Position Paper, Fastwood Plantations
There are currently 200 million hectares of plantation forests in the world. The term plantation includes a wide range of commercially planted forests, and trees planted for community use as well as non-production purposes. A small proportion of plantations, often referred to as Fastwood Plantations, and variously estimated at 15-40Mn ha worldwide, are intensively managed and will contribute disproportionately to future industrial wood supply.
It is estimated that in Asia, Africa and Latin America, up to 40% of industrial wood supply will come from such sources by the year 2010. However, these Fastwood Plantations are controversial: much of their expansion has come from the conversion of natural forests and other areas of high conservation values such as grasslands and wetlands. Their establishment has in many cases also resulted in significant social consequences due to a disregard for the rights and interests of local communities.
WWF recognizes that well-managed and appropriately located fastwood plantations can play an important role in healthy, diverse and multi-functional forest landscapes, and can thus provide conditions that are compatible both with biodiversity conservation and human needs. In addition the fastwood plantation industry can contribute to economic growth and generate employment. However, without significant changes in policies and practices, in many regions the expansion of fastwood plantations will continue to cause controversy by threatening forest dependant peoples and high conservation value areas.
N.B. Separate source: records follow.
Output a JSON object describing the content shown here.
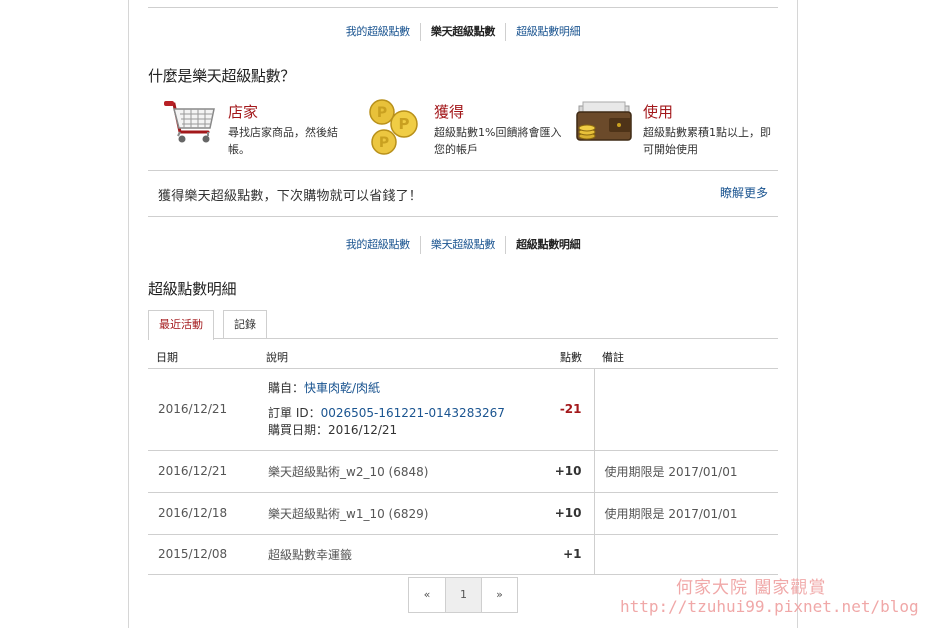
{
  "nav": {
    "my_points": "我的超級點數",
    "about_points": "樂天超級點數",
    "points_detail": "超級點數明細"
  },
  "about": {
    "title": "什麼是樂天超級點數？",
    "features": [
      {
        "icon": "shopping-cart-icon",
        "title": "店家",
        "desc": "尋找店家商品，然後結帳。"
      },
      {
        "icon": "gold-coins-icon",
        "title": "獲得",
        "desc": "超級點數1%回饋將會匯入您的帳戶"
      },
      {
        "icon": "wallet-icon",
        "title": "使用",
        "desc": "超級點數累積1點以上，即可開始使用"
      }
    ],
    "promo": "獲得樂天超級點數，下次購物就可以省錢了！",
    "learn_more": "瞭解更多"
  },
  "detail": {
    "title": "超級點數明細",
    "tabs": [
      "最近活動",
      "記錄"
    ],
    "columns": [
      "日期",
      "說明",
      "點數",
      "備註"
    ],
    "rows": [
      {
        "date": "2016/12/21",
        "purchase_label": "購自：",
        "purchase_shop": "快車肉乾/肉紙",
        "order_label": "訂單 ID：",
        "order_id": "0026505-161221-0143283267",
        "buy_date_label": "購買日期：",
        "buy_date": "2016/12/21",
        "points": "-21",
        "note": ""
      },
      {
        "date": "2016/12/21",
        "desc": "樂天超級點術_w2_10 (6848)",
        "points": "+10",
        "note": "使用期限是 2017/01/01"
      },
      {
        "date": "2016/12/18",
        "desc": "樂天超級點術_w1_10 (6829)",
        "points": "+10",
        "note": "使用期限是 2017/01/01"
      },
      {
        "date": "2015/12/08",
        "desc": "超級點數幸運籤",
        "points": "+1",
        "note": ""
      }
    ]
  },
  "pager": {
    "prev": "«",
    "current": "1",
    "next": "»"
  },
  "watermark": {
    "line1": "何家大院 闔家觀賞",
    "line2": "http://tzuhui99.pixnet.net/blog"
  },
  "colors": {
    "accent_red": "#a3181b",
    "link_blue": "#1a5490",
    "border": "#cfcfcf",
    "watermark": "#f0a8a8"
  }
}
WWF therefore calls upon the forest products industry, regulators, financiers and other stakeholders to work collectively to develop and promote the adoption of environmentally appropriate, socially beneficial and economically viable practices in fastwood plantation forestry. These should be communicated through publicly available policies with regular reporting to stakeholders on performance.